Monday, November 18, 2013

Students in Taiwan are victims of Jammeh's greed

Sources in Banjul said that the Taiwanese Minister of Education, Chiang Wei-ling has informed the Gambian authorities that the 276 Gambian students in Taiwan have gained temporary reprieve until the end of the current term which ends in January 2014 when all of them must return home.

These students are the innocent victims of a corrupt regime that made no attempt to protect them from becoming collateral damage resulting from the fall out of the dictator's decision.  The trauma that these students are going through at the moment could have been avoided by a competent and caring government by simply taking preemptive measures.  The students learned about their dilemma the same time as the rest of the world except Yaya Jammeh and a couple of his advisers.

Of the 276 students currently studying in Taiwan, 175 of them are on Taiwanese government scholarship which is part of the development aid of the government of Taiwan to The Gambia.  The other 101 students are considered to be on private scholarship which, in the opaque language of Yaya Jammeh, means that they are being financed directly from the dictator's picket which, for all intents and purposes, is an extension of the national treasury. Therefore in the eyes of Gambians, the entire 276 are being financed by Taiwan from proceeds of the financial aid package provided to the Gambia in the name of the entire Gambian population.

Criticism has been leveled against the scholarship selection process, including how representative is the group currently in Taiwan, but that is less important now given the problems they face.  We must focus all attention on trying to relief the students' distress brought about by a corrupt government that places higher premium on the personal welfare of one individual than a group of 276 Gambian students in Taiwan.

The temporary reprieve given to the students by the government of Taiwan on humanitarian grounds is welcomed.  It allows students to complete the current term.  Under the reprieve, even the students in the senior class would not have fulfilled their degree requirements and must go home without being graduated. This batch of students, we hope, will be allowed to complete the full academic year to allow them to receive their degrees.

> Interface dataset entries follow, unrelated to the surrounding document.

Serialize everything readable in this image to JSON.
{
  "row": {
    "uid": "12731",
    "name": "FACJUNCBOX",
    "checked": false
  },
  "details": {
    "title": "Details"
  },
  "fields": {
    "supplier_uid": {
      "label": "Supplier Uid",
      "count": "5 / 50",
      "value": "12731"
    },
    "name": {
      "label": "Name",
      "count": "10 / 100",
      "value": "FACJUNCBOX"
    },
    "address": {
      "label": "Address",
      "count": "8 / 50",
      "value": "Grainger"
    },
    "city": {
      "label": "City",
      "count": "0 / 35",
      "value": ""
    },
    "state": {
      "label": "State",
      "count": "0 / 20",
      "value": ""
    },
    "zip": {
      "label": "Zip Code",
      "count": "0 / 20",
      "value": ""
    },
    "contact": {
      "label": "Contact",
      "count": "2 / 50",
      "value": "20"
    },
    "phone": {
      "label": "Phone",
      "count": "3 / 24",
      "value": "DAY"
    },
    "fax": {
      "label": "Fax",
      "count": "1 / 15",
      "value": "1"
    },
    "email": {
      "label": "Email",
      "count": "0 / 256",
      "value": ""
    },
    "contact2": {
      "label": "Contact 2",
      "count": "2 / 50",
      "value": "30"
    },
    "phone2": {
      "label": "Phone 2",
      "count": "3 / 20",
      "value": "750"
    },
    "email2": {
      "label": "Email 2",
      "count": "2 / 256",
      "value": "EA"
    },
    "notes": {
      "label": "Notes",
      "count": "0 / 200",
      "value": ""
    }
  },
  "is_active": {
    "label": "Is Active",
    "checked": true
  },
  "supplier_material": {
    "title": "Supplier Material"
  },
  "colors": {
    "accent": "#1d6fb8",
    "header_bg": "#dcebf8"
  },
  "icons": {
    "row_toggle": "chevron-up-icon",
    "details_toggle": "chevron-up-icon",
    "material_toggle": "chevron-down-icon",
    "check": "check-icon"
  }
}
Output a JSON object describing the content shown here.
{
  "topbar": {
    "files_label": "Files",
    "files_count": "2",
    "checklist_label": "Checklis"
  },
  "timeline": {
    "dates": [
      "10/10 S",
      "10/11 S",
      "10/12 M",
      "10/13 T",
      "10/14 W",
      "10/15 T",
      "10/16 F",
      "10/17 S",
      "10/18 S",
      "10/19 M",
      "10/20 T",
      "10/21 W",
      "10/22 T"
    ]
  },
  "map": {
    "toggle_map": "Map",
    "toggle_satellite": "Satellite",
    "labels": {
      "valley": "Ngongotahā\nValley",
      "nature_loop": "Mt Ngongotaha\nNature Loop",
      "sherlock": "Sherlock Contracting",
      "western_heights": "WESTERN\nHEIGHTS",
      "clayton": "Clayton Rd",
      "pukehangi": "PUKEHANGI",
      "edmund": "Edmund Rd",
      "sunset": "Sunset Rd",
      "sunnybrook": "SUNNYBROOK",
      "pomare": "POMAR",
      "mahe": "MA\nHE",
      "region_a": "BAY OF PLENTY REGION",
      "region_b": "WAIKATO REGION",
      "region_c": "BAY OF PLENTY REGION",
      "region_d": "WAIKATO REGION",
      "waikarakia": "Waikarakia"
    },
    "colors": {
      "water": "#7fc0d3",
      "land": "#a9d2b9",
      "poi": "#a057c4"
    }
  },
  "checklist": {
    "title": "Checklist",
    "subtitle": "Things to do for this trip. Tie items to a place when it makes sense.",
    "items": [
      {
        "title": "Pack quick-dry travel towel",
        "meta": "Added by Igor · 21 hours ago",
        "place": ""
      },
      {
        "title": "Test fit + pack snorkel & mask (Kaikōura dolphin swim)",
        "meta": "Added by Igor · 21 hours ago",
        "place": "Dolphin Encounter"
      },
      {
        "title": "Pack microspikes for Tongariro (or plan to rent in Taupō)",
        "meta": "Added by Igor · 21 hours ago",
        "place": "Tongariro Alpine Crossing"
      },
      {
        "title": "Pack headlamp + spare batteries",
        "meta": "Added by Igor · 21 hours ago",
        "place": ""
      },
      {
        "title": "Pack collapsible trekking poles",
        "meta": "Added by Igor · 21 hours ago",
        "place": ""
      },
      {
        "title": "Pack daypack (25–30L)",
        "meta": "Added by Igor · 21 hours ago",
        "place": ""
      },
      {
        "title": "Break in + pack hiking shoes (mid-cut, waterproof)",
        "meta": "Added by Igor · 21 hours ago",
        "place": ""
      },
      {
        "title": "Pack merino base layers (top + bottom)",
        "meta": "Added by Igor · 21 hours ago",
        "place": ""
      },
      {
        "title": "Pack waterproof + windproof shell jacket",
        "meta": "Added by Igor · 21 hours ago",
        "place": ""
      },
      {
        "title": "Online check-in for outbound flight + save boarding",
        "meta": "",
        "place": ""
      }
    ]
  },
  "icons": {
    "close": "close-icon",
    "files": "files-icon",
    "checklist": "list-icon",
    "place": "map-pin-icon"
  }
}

We would like to appeal to the Taiwanese authorities on behalf of the students for the extension of its reprieve on humanitarian grounds to allow all the current Gambian student population to stay and complete their respective course work to graduation, provided they meet the required academic standards.  To maintain the scholarship program will go a long way in alleviating the trauma that these students are going through. for being abandoned by their government.  The government of Taiwan, we hope, will make every effort to shield the students and well as the Gambian people from any negative consequences of the actions of Yaya Jammeh.  

A responsible government that puts the welfare of its citizenry ahead of the desires of its leaders would have taken measures to minimize the trauma that these students are likely to experience for years to come even if they are allowed to stay.  Instead, the Jammeh regime decided to abandon 276 of them in Taiwan while the dictator and his cronies pursue their individual interests elsewhere.  The youth, especially students, are the staunchest supporters of the Jammeh regime, and yet they have often been the victims of the dictatorship.